* _GOAL OF THE EXERCISE_: Find the lines below in which the string "color" occurs. Copy each one.

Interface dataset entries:
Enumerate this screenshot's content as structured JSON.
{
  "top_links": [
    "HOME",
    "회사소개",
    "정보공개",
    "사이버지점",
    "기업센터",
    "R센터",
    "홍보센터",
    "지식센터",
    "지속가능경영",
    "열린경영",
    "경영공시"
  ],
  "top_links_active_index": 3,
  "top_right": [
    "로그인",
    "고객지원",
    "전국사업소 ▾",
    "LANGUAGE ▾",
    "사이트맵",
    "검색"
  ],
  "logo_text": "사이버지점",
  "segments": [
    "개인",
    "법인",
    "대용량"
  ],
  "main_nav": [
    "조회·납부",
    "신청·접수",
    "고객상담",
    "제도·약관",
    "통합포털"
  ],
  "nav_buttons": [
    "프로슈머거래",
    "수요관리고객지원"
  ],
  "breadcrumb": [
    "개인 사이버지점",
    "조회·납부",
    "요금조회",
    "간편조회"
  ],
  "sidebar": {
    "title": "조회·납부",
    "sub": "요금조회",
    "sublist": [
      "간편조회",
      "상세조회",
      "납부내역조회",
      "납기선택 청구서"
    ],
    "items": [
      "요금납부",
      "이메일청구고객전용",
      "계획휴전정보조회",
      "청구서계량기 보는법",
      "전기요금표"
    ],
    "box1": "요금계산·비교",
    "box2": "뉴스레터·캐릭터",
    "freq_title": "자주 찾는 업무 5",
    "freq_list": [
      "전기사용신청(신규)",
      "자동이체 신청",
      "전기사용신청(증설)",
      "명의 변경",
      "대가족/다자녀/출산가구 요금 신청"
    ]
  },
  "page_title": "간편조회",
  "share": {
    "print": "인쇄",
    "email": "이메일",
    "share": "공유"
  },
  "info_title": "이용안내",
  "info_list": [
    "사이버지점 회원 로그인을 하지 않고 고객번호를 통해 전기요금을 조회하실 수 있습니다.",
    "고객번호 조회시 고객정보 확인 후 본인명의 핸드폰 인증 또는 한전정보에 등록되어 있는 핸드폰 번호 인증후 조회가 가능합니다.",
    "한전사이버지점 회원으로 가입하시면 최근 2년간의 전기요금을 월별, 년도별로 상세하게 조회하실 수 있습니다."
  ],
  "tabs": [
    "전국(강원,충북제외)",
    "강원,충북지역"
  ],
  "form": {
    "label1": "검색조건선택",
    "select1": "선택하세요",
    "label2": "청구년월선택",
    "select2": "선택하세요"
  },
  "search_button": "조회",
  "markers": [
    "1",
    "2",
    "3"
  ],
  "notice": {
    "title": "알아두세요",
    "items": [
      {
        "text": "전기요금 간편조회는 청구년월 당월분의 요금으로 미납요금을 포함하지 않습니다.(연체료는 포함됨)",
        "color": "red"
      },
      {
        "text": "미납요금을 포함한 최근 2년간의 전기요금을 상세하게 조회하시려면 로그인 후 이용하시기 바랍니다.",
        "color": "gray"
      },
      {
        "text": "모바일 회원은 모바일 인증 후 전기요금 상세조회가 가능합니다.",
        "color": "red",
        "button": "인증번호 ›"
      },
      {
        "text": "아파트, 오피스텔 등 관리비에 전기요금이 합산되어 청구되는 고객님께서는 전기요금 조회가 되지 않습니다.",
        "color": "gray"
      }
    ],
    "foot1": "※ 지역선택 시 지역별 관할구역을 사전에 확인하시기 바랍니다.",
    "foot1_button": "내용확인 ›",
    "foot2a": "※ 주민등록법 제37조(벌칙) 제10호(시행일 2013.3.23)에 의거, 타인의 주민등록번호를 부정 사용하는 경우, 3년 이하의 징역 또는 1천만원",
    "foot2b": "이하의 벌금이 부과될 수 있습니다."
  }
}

* _ANSWER SECTION_:
        "color": "red"
        "color": "gray"
        "color": "red",
        "color": "gray"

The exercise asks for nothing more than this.